Alas, this issue's stories and articles aren't listed on-line yet so I can't link you to them.
Each month the magazine features a long interview. In this March issue it is with Nicholas Carr, who has given considerable thought to how computers and the Internet are changing how we think. He is the author of last August's "Atlantic" article, "Is Google Making Us Stupid."
Because I'm teaching an information gathering class, which relies heavily on students' finding information on the Internet, I found the following passage intriguing because my students, while quite capable of finding information, often are weak about analyzing it.
Q: You've quoted Richard Foreman, author of the play "The Gods are Pounding My Head," who says we are turning into "pancake people.
Carr: We used to have an intellectual ideal that we could contain within ourselves the whole of civilization. It was very much an ideal — none of us actually fulfilled it — but there was this sense that, through wide reading and study, you could have a depth of knowledge and could make unique intellectual connections among the pieces of information stored within your memory.

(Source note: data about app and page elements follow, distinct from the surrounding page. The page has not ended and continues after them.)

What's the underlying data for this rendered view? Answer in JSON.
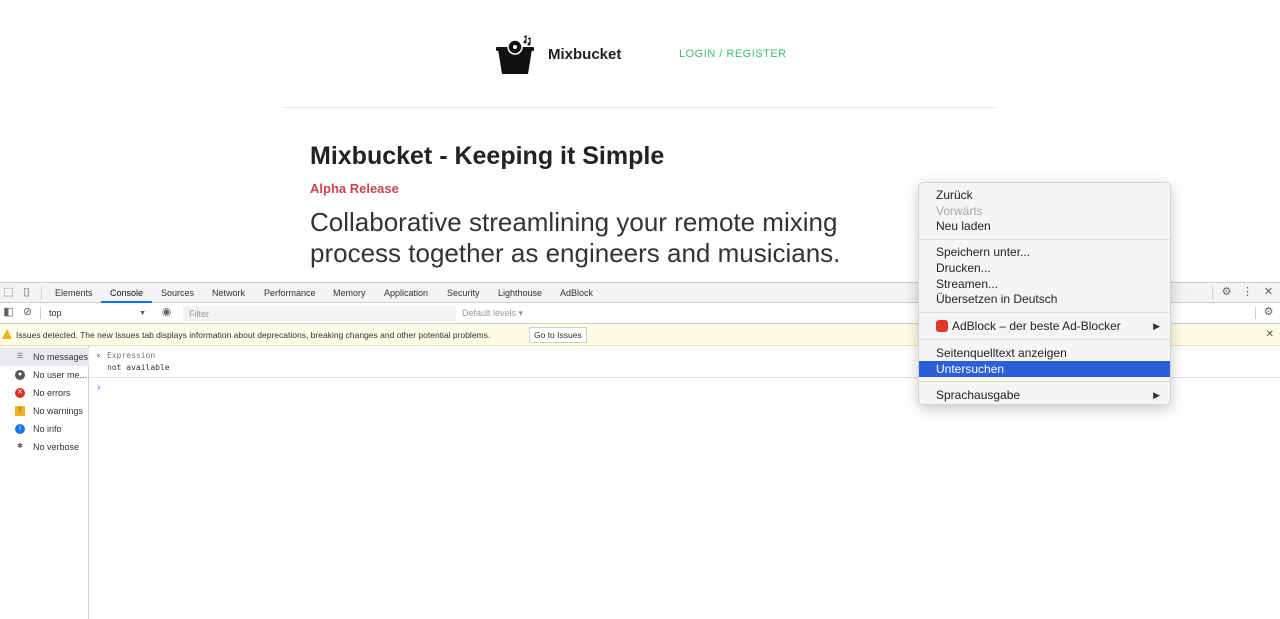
{
  "site": {
    "brand": "Mixbucket",
    "login": "LOGIN / REGISTER",
    "hero_title": "Mixbucket - Keeping it Simple",
    "badge": "Alpha Release",
    "tagline": "Collaborative streamlining your remote mixing process together as engineers and musicians."
  },
  "devtools": {
    "tabs": [
      "Elements",
      "Console",
      "Sources",
      "Network",
      "Performance",
      "Memory",
      "Application",
      "Security",
      "Lighthouse",
      "AdBlock"
    ],
    "active_tab": "Console",
    "context": "top",
    "filter_placeholder": "Filter",
    "levels": "Default levels ▾",
    "issues_text": "Issues detected. The new Issues tab displays information about deprecations, breaking changes and other potential problems.",
    "issues_button": "Go to Issues",
    "sidebar": [
      {
        "label": "No messages",
        "icon": "list-icon"
      },
      {
        "label": "No user me...",
        "icon": "user-icon"
      },
      {
        "label": "No errors",
        "icon": "error-icon"
      },
      {
        "label": "No warnings",
        "icon": "warning-icon"
      },
      {
        "label": "No info",
        "icon": "info-icon"
      },
      {
        "label": "No verbose",
        "icon": "bug-icon"
      }
    ],
    "expression_label": "Expression",
    "expression_value": "not available",
    "prompt": "›"
  },
  "context_menu": {
    "items": [
      {
        "label": "Zurück",
        "disabled": false
      },
      {
        "label": "Vorwärts",
        "disabled": true
      },
      {
        "label": "Neu laden",
        "disabled": false
      },
      {
        "label": "Speichern unter...",
        "disabled": false
      },
      {
        "label": "Drucken...",
        "disabled": false
      },
      {
        "label": "Streamen...",
        "disabled": false
      },
      {
        "label": "Übersetzen in Deutsch",
        "disabled": false
      },
      {
        "label": "AdBlock – der beste Ad-Blocker",
        "submenu": true
      },
      {
        "label": "Seitenquelltext anzeigen",
        "disabled": false
      },
      {
        "label": "Untersuchen",
        "highlighted": true
      },
      {
        "label": "Sprachausgabe",
        "submenu": true
      }
    ]
  },
  "colors": {
    "login": "#3fbf6f",
    "badge": "#c9444e",
    "menu_highlight": "#2a5fd8",
    "active_tab": "#1a73e8"
  }
}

Foreman suggests that we might be replacing that model — for both intelligence and culture — with a much more superficial relationship to information in which the connections are made outside of our own minds through search engines and hyperlinks. We'll become "pancake people," with wide access to information but no intellectual depth, because there's little need to contain information within our heads when it's so easy to find with a mouse click or two.